The following is an excerpt from one of my journals I recently stumbled upon. I had kept a journal through out my senior year in high school detailing my journey to achieve fame and fortune. With the 25th anniversary of those glory days fast approaching, I’d like to share much of it with you over the course of the year. So get ready to laugh and if you were on that journey with me, maybe you’ll recall some of the good times you had as well.
This first entry is from the summer of 1986 recalling how I first began playing guitar:
It was another boring day as a musician. I had just gotten my first guitar: a cheap copy of a Les Paul model. I was so thrilled at this I dashed to my room to play. I didn’t even hook it up to my amp – a Fender Vibro Champ.
With that, I began my very first guitar lesson. One that I had sent away for in the mail. It said, “Play the third string, third fret” and so I did. I placed my first finger ON the third fret and played. The sound of course was so awful (as any sound played on the fret wire itself would be). But I kept trying and failing. Finally, I had enough. The guitar my Mom had rented for me went back in it’s case and collected dust until the end of the month.
My interest continued. I had lied to classmates several times that I had a guitar and could play. One day, a year or so later, my Mom rented me a red Hondo Flying V guitar and actually paid for a month’s worth of guitar lessons.
My teacher explained to me how to really play a note and I guess I owe my guitar abilities to him because without that knowledge I would’ve never got off the ground. Soon I gradually got notes going and amazed myself with chords – E, G, A and D and even switching positions! I also began to learn scales and three songs I wanted to learn:

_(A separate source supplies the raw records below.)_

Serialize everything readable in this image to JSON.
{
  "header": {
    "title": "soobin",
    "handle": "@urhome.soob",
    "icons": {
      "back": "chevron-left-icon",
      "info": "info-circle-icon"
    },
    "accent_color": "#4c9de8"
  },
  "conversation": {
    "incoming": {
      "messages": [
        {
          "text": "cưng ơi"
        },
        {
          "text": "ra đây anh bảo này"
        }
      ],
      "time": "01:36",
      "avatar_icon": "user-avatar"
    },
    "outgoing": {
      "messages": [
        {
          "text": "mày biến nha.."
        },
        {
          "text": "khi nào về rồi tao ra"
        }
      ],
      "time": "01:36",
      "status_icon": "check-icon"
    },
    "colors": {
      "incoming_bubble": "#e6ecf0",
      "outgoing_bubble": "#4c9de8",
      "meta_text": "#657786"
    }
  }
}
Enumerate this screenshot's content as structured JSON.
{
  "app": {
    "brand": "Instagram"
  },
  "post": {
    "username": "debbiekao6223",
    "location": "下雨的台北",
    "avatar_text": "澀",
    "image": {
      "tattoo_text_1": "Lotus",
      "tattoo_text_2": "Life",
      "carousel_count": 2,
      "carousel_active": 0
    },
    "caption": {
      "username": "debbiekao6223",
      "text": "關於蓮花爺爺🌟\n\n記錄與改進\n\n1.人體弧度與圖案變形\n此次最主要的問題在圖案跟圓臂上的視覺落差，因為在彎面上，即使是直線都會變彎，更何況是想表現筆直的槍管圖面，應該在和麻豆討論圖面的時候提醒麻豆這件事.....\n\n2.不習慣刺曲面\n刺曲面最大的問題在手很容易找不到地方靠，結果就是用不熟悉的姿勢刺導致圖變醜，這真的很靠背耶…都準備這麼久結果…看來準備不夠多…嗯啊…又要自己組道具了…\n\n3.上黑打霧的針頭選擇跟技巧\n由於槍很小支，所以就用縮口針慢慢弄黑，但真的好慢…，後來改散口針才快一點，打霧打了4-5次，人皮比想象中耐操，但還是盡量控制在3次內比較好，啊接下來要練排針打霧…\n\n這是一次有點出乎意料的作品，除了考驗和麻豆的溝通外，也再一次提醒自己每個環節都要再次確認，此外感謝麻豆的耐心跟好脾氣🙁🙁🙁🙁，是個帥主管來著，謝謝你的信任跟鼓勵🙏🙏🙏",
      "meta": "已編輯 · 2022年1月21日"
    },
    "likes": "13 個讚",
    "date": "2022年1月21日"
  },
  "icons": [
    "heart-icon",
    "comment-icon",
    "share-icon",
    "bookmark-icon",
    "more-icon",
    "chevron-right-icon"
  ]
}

Metal Health by Quiet Riot, Rock You Like a Hurricane by the Scorpions and Dirty Deeds Done Dirt Cheap by AC/DC
These were real simple to learn for beginners and I practiced constantly to master them. Well, after playing Rock You Like A Hurricane two thousand times at home I started to hear it from my brother and sister. In fact, I still do: “TURN IT DOWN!” And in the beginning, it really disheartened me.
During the summer of 1985 I walked with my flying V about a mile every Thursday afternoon for lesson. My case was broken so I wound up strapping my “V” to my back with a cheap strap I had made. I was getting yells from people passing by in cars. Saying things like “Alright! Rock on MAN” and countless other things. But it never really bothered me. Only the long walk did. Being a musician sure had its disadvantages then.
October of 1985 also brought along my 16th birthday and my father bought me another Hondo. This time, a Fender Stratocaster imitation. I immediately fell in love with that baby and it became my personal toy for the next ten months. During this time, I began playing hard. I had learned nearly twelve songs and also did studies in sight-reading too.